Please REGISTER AT LEAST 24 HOURS IN ADVANCE by calling The French Class at (415) 362-3666
The same conference is offered three times at The French Class:

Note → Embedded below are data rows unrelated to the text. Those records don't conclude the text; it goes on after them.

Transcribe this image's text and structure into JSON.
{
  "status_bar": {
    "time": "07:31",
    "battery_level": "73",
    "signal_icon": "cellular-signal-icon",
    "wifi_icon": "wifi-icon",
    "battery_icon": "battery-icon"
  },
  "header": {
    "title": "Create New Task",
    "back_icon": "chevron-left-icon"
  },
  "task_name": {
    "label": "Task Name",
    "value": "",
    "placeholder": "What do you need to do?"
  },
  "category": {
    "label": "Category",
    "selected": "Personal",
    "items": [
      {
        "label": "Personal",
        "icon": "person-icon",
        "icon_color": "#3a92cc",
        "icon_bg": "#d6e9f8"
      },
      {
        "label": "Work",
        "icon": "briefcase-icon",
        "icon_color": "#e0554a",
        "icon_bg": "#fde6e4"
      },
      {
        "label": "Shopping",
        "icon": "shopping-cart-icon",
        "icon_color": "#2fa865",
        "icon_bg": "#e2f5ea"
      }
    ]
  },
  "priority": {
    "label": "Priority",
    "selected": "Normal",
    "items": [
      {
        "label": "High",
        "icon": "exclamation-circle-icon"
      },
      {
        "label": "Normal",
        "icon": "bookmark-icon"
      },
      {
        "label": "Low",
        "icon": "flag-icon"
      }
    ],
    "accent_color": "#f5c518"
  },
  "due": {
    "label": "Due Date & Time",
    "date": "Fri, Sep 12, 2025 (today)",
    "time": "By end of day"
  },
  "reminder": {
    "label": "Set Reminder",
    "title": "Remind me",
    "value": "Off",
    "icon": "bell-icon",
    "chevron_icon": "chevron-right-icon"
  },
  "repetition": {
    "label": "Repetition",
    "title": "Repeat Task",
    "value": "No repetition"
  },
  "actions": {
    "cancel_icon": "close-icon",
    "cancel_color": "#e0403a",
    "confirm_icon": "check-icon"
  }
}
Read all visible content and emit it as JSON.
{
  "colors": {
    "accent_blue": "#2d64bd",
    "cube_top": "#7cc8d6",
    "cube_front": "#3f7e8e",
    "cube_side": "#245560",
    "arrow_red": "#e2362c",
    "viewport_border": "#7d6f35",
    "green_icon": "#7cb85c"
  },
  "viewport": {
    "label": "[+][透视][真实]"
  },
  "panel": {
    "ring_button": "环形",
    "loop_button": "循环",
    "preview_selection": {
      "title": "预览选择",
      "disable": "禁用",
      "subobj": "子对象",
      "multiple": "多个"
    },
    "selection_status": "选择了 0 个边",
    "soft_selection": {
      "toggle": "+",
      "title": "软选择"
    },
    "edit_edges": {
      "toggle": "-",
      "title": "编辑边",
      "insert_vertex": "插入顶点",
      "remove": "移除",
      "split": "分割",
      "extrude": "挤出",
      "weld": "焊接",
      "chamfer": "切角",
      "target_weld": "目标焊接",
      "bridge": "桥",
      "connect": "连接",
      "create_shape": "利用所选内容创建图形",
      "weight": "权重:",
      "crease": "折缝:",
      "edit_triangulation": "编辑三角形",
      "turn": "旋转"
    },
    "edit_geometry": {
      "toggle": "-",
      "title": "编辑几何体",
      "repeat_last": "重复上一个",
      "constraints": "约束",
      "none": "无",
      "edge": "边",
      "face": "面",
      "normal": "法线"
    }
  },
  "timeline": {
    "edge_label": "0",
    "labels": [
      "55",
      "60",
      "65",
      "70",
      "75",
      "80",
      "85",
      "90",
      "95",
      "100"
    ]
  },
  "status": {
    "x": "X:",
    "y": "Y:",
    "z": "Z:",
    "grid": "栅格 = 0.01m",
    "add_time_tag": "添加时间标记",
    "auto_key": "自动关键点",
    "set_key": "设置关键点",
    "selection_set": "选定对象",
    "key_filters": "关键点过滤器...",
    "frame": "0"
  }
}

“Nourishment for the mind and soul,” reading remained a forbidden fruit for women throughout much of history, patriarchal societies keeping the knowledge of books locked away from them. And yet, in painting, women have often been portrayed with a book to convey piety, privilege, luxury, virtue, temptation or leisure. Christian iconography multiplied images of devotional reading. Women were also painted tutoring their child with a Bible or Book of Hours. Renaissance portraiture of aristocratic women shows them with a book—a rare and expensive commodity at the time. The Enlightenment depicted reading as an intellectual activity or the book as symbol of cultural refinement. How did female readers come of age in the 19th Century, as they engaged in a subjective and occasionally subversive experience? Finally, overcoming centuries of social restraints and paternalistic surveillance, the freedom for women to read translated into the many statements of modern art.